Work item:
Repeat every entry word for word, but leave the images out of your copy.
[[ Data in this exercise open ]]
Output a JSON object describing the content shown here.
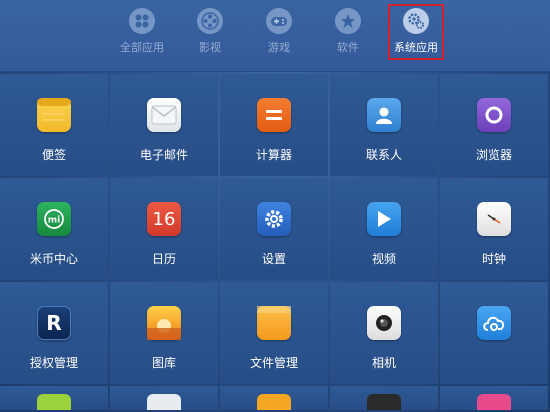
{
  "categories": [
    {
      "label": "全部应用",
      "icon": "dots-grid-icon"
    },
    {
      "label": "影视",
      "icon": "film-reel-icon"
    },
    {
      "label": "游戏",
      "icon": "gamepad-icon"
    },
    {
      "label": "软件",
      "icon": "star-icon"
    },
    {
      "label": "系统应用",
      "icon": "gears-icon",
      "selected": true
    }
  ],
  "apps": [
    {
      "label": "便签",
      "icon": "notes-icon",
      "color": "#f4c234"
    },
    {
      "label": "电子邮件",
      "icon": "envelope-icon",
      "color": "#e9edf2"
    },
    {
      "label": "计算器",
      "icon": "calculator-icon",
      "color": "#ee6a1f"
    },
    {
      "label": "联系人",
      "icon": "contacts-icon",
      "color": "#3f93d9"
    },
    {
      "label": "浏览器",
      "icon": "browser-icon",
      "color": "#7a4fc9"
    },
    {
      "label": "米币中心",
      "icon": "mi-coin-icon",
      "color": "#1f9d4c"
    },
    {
      "label": "日历",
      "icon": "calendar-icon",
      "color": "#e04a36"
    },
    {
      "label": "设置",
      "icon": "settings-gear-icon",
      "color": "#2f6fcf"
    },
    {
      "label": "视频",
      "icon": "play-icon",
      "color": "#2b8ee6"
    },
    {
      "label": "时钟",
      "icon": "clock-icon",
      "color": "#eeeeee"
    },
    {
      "label": "授权管理",
      "icon": "r-shield-icon",
      "color": "#12315e"
    },
    {
      "label": "图库",
      "icon": "gallery-icon",
      "color": "#f0a028"
    },
    {
      "label": "文件管理",
      "icon": "folder-icon",
      "color": "#f5a623"
    },
    {
      "label": "相机",
      "icon": "camera-icon",
      "color": "#f2f2f2"
    },
    {
      "label": "",
      "icon": "cloud-icon",
      "color": "#2c8fe0"
    }
  ],
  "calendar_day": "16"
}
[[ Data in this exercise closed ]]
Solution to the exercise:
Output a JSON object describing the content shown here.
{
  "categories": [
    {
      "label": "全部应用",
      "icon": "dots-grid-icon"
    },
    {
      "label": "影视",
      "icon": "film-reel-icon"
    },
    {
      "label": "游戏",
      "icon": "gamepad-icon"
    },
    {
      "label": "软件",
      "icon": "star-icon"
    },
    {
      "label": "系统应用",
      "icon": "gears-icon",
      "selected": true
    }
  ],
  "apps": [
    {
      "label": "便签",
      "icon": "notes-icon",
      "color": "#f4c234"
    },
    {
      "label": "电子邮件",
      "icon": "envelope-icon",
      "color": "#e9edf2"
    },
    {
      "label": "计算器",
      "icon": "calculator-icon",
      "color": "#ee6a1f"
    },
    {
      "label": "联系人",
      "icon": "contacts-icon",
      "color": "#3f93d9"
    },
    {
      "label": "浏览器",
      "icon": "browser-icon",
      "color": "#7a4fc9"
    },
    {
      "label": "米币中心",
      "icon": "mi-coin-icon",
      "color": "#1f9d4c"
    },
    {
      "label": "日历",
      "icon": "calendar-icon",
      "color": "#e04a36"
    },
    {
      "label": "设置",
      "icon": "settings-gear-icon",
      "color": "#2f6fcf"
    },
    {
      "label": "视频",
      "icon": "play-icon",
      "color": "#2b8ee6"
    },
    {
      "label": "时钟",
      "icon": "clock-icon",
      "color": "#eeeeee"
    },
    {
      "label": "授权管理",
      "icon": "r-shield-icon",
      "color": "#12315e"
    },
    {
      "label": "图库",
      "icon": "gallery-icon",
      "color": "#f0a028"
    },
    {
      "label": "文件管理",
      "icon": "folder-icon",
      "color": "#f5a623"
    },
    {
      "label": "相机",
      "icon": "camera-icon",
      "color": "#f2f2f2"
    },
    {
      "label": "",
      "icon": "cloud-icon",
      "color": "#2c8fe0"
    }
  ],
  "calendar_day": "16"
}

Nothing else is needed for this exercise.